---------- Records for the task

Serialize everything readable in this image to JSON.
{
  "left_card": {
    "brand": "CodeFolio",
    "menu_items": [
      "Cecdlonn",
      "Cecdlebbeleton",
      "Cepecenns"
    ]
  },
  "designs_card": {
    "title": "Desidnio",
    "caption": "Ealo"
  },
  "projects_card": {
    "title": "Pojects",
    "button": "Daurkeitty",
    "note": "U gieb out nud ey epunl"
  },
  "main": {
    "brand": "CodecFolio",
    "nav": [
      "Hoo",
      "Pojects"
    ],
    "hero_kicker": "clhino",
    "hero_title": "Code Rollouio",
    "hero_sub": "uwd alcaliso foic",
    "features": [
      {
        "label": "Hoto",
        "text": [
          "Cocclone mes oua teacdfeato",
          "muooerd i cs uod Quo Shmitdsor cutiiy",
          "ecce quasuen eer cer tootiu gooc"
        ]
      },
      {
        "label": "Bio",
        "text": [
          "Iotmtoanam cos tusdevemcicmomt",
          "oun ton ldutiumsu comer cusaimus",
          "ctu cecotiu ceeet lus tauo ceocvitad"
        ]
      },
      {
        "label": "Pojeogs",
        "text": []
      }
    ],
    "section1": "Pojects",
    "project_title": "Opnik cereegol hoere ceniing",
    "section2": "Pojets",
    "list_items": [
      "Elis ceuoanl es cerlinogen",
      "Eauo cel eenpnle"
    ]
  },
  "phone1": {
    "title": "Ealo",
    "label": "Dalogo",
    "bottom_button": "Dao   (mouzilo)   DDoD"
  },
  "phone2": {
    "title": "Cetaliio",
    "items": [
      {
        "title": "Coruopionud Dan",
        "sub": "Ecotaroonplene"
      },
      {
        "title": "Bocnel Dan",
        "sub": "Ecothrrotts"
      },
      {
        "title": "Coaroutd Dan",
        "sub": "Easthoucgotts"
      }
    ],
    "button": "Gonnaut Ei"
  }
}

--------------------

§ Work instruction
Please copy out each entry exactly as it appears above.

§ Exercise result
Serialize everything readable in this image to JSON.
{
  "left_card": {
    "brand": "CodeFolio",
    "menu_items": [
      "Cecdlonn",
      "Cecdlebbeleton",
      "Cepecenns"
    ]
  },
  "designs_card": {
    "title": "Desidnio",
    "caption": "Ealo"
  },
  "projects_card": {
    "title": "Pojects",
    "button": "Daurkeitty",
    "note": "U gieb out nud ey epunl"
  },
  "main": {
    "brand": "CodecFolio",
    "nav": [
      "Hoo",
      "Pojects"
    ],
    "hero_kicker": "clhino",
    "hero_title": "Code Rollouio",
    "hero_sub": "uwd alcaliso foic",
    "features": [
      {
        "label": "Hoto",
        "text": [
          "Cocclone mes oua teacdfeato",
          "muooerd i cs uod Quo Shmitdsor cutiiy",
          "ecce quasuen eer cer tootiu gooc"
        ]
      },
      {
        "label": "Bio",
        "text": [
          "Iotmtoanam cos tusdevemcicmomt",
          "oun ton ldutiumsu comer cusaimus",
          "ctu cecotiu ceeet lus tauo ceocvitad"
        ]
      },
      {
        "label": "Pojeogs",
        "text": []
      }
    ],
    "section1": "Pojects",
    "project_title": "Opnik cereegol hoere ceniing",
    "section2": "Pojets",
    "list_items": [
      "Elis ceuoanl es cerlinogen",
      "Eauo cel eenpnle"
    ]
  },
  "phone1": {
    "title": "Ealo",
    "label": "Dalogo",
    "bottom_button": "Dao   (mouzilo)   DDoD"
  },
  "phone2": {
    "title": "Cetaliio",
    "items": [
      {
        "title": "Coruopionud Dan",
        "sub": "Ecotaroonplene"
      },
      {
        "title": "Bocnel Dan",
        "sub": "Ecothrrotts"
      },
      {
        "title": "Coaroutd Dan",
        "sub": "Easthoucgotts"
      }
    ],
    "button": "Gonnaut Ei"
  }
}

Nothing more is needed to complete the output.